§ To do
Where a line below includes the word "Time", copy that line.

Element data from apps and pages
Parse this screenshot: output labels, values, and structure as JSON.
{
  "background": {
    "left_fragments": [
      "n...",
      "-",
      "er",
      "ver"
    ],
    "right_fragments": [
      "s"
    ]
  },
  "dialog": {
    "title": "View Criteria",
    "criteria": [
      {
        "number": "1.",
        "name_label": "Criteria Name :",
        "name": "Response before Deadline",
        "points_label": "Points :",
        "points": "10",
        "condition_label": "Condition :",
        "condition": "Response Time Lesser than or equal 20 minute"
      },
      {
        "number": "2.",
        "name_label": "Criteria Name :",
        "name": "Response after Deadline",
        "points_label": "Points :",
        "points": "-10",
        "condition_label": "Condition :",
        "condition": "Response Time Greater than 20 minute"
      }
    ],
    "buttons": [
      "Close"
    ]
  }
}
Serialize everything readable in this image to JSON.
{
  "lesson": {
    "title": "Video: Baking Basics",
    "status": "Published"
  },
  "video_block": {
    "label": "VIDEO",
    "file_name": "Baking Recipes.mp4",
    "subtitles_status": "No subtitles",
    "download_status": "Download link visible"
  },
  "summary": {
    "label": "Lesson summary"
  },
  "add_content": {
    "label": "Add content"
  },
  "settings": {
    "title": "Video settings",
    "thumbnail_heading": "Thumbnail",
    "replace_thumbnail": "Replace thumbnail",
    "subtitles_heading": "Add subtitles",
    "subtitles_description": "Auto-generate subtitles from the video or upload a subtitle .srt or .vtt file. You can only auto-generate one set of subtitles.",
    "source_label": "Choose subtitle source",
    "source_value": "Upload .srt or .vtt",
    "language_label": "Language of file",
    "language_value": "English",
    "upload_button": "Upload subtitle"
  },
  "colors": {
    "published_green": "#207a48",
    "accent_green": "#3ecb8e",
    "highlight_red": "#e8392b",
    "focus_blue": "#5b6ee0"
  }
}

§ Answer section
        "condition": "Response Time Lesser than or equal 20 minute"
        "condition": "Response Time Greater than 20 minute"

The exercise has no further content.